Records from a collection
=====

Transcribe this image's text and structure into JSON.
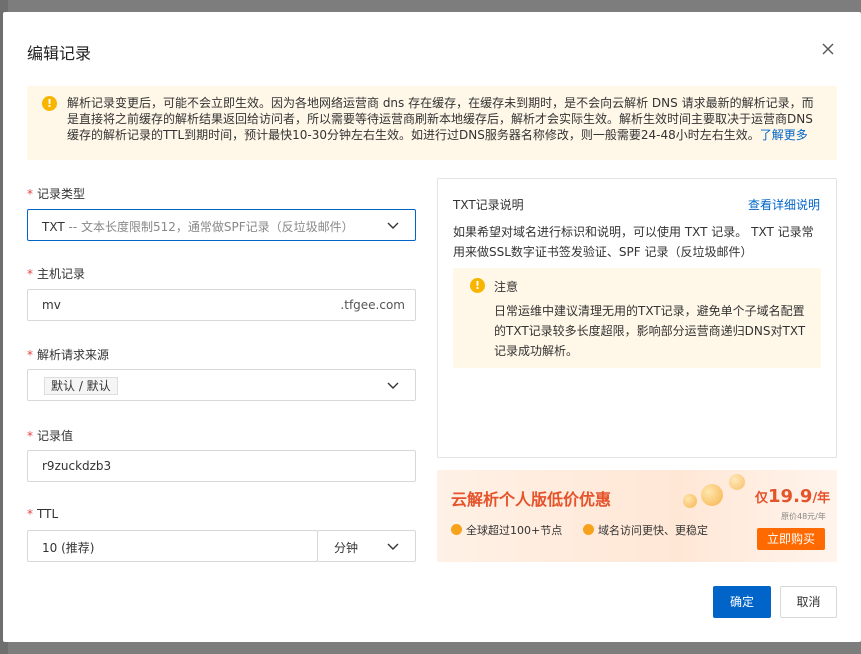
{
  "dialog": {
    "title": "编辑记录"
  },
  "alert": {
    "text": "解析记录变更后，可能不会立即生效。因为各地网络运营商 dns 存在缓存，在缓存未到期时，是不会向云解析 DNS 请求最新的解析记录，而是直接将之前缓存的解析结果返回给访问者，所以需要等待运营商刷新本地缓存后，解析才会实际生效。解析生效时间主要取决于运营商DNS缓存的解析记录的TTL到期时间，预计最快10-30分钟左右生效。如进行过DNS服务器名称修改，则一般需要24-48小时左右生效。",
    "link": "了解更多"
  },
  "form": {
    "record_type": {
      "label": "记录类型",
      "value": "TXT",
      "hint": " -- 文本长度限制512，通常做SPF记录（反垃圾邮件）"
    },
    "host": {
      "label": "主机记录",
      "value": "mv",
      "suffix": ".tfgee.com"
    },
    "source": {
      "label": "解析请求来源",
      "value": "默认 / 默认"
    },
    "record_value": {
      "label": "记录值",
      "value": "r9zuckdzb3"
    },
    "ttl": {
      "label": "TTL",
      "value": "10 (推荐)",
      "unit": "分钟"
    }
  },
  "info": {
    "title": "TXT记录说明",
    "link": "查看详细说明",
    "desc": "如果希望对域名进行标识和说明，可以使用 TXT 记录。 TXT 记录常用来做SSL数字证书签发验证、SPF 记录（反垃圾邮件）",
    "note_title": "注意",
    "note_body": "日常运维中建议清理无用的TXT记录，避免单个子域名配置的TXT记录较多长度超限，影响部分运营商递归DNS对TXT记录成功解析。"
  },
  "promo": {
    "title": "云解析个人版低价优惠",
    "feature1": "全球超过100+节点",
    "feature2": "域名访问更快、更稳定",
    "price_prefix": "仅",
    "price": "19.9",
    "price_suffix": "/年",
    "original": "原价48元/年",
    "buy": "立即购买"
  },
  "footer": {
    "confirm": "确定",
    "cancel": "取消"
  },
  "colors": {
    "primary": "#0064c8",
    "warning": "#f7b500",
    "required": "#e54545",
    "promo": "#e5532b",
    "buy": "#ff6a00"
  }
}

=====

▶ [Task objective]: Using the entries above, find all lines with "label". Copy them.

▶ [Written solution]:
      "label": "记录类型",
      "label": "主机记录",
      "label": "解析请求来源",
      "label": "记录值",
      "label": "TTL",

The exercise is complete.